● TASK BRIEF: The reply has to be a number alone, equal to how many lines in the entries below hold the string "true".

● RECORD SET:

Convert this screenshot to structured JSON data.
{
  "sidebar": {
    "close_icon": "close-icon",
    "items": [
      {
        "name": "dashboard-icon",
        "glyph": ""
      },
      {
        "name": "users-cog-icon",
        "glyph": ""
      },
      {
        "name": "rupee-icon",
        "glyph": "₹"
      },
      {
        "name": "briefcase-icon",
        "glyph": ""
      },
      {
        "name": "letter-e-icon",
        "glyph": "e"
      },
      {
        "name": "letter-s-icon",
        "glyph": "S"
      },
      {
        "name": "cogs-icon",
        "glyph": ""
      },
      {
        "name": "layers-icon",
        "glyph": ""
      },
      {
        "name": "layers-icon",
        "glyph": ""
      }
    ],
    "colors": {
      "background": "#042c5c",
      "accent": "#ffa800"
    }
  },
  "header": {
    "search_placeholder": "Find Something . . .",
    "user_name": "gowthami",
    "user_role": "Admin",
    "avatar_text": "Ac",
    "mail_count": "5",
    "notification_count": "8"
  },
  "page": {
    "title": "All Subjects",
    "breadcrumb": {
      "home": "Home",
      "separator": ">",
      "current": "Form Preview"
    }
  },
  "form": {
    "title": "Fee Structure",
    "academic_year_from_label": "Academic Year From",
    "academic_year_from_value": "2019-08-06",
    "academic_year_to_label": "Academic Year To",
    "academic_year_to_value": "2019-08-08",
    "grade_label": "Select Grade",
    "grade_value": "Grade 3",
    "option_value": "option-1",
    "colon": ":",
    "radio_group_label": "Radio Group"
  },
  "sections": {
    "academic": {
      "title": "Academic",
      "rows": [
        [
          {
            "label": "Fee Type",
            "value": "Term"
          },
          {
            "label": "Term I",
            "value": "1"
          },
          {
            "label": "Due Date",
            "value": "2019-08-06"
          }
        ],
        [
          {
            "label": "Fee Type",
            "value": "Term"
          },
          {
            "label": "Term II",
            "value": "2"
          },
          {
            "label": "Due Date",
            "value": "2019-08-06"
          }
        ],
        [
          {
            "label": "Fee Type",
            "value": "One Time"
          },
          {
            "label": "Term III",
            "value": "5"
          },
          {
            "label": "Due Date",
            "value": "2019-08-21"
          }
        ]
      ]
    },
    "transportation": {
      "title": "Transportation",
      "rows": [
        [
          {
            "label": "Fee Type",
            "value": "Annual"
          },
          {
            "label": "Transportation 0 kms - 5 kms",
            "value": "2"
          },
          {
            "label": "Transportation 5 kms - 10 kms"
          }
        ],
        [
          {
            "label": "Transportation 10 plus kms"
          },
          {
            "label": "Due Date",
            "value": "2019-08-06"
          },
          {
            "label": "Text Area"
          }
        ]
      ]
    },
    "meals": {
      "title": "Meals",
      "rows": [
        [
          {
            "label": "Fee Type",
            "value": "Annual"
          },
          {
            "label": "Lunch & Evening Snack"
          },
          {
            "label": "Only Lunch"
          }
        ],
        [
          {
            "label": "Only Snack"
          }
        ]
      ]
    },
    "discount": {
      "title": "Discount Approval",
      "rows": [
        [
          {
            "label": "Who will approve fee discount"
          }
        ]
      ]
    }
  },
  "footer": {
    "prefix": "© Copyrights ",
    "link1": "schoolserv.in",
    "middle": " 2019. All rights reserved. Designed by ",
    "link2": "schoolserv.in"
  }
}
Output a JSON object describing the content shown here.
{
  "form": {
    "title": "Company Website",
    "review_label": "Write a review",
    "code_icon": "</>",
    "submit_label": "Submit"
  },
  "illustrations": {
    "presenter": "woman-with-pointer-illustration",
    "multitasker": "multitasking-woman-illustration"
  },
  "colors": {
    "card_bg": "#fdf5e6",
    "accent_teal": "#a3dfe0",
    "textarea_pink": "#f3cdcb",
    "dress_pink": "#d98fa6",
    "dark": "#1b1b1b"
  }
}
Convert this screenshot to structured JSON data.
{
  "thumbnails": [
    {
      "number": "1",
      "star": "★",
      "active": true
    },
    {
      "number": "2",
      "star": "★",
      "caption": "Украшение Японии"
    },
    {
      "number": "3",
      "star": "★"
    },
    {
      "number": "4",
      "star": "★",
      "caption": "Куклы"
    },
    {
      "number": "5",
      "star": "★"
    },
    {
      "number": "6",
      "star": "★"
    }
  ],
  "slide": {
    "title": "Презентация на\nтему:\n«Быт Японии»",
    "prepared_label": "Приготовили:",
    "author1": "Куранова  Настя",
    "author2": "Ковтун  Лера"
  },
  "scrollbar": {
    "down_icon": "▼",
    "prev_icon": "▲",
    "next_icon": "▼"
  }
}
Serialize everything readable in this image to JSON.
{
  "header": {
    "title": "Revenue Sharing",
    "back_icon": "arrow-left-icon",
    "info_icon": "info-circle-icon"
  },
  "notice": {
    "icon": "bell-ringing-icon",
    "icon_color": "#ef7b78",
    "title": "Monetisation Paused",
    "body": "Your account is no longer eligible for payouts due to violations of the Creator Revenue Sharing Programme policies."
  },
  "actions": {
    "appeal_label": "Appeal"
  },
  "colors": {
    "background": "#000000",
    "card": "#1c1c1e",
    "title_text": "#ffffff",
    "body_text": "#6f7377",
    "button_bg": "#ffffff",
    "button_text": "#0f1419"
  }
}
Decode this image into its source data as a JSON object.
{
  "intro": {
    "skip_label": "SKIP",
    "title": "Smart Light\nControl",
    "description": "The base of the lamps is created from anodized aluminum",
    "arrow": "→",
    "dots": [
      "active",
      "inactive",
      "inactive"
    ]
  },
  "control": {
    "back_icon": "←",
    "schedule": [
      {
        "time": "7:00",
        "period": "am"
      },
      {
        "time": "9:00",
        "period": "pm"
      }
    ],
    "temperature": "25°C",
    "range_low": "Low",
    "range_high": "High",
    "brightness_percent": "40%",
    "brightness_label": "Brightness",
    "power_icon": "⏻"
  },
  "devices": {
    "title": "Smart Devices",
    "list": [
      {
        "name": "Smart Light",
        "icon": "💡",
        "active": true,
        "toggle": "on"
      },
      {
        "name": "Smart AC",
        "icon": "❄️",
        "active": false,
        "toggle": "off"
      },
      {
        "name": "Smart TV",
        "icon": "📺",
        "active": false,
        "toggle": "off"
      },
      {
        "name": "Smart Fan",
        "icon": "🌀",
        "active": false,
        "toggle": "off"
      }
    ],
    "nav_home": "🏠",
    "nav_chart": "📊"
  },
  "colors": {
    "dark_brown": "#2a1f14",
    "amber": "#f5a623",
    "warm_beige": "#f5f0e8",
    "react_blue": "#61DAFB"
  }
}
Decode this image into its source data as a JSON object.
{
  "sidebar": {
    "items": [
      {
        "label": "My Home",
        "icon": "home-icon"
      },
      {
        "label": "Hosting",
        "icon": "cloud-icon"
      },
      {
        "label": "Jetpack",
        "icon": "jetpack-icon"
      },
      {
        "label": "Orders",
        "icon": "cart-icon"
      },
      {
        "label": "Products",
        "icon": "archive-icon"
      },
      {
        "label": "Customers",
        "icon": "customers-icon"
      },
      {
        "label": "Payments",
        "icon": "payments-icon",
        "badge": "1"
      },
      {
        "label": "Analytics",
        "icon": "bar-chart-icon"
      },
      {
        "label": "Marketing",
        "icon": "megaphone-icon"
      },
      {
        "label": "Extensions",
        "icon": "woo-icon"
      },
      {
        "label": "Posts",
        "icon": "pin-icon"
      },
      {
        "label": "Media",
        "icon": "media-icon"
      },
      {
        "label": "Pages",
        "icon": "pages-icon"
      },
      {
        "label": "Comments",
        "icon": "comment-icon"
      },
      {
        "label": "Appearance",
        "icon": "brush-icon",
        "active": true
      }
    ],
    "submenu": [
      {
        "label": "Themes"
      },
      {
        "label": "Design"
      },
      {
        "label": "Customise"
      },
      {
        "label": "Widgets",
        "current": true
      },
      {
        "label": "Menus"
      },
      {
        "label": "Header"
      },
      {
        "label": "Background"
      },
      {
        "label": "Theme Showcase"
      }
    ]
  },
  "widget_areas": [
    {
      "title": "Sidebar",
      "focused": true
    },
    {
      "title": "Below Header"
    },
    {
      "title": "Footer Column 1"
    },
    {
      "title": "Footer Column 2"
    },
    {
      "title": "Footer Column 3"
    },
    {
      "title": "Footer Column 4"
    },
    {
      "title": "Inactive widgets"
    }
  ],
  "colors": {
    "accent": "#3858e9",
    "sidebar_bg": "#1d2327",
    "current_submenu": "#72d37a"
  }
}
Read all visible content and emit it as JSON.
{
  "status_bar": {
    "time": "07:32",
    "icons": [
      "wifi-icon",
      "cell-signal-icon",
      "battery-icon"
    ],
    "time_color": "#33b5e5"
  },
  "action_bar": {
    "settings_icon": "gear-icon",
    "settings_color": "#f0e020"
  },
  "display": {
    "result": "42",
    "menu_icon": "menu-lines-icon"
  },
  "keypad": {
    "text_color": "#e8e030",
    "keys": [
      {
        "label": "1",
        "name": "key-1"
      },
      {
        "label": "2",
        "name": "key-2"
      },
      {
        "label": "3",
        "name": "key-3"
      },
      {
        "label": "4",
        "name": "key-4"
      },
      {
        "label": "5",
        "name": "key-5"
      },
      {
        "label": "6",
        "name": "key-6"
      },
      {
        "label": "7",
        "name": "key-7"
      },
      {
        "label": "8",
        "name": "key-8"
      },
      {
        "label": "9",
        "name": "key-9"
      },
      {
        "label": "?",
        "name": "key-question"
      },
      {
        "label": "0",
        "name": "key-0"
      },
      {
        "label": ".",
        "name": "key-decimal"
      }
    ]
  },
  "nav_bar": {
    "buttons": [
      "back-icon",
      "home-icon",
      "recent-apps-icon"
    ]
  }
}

● ANSWER AREA: 5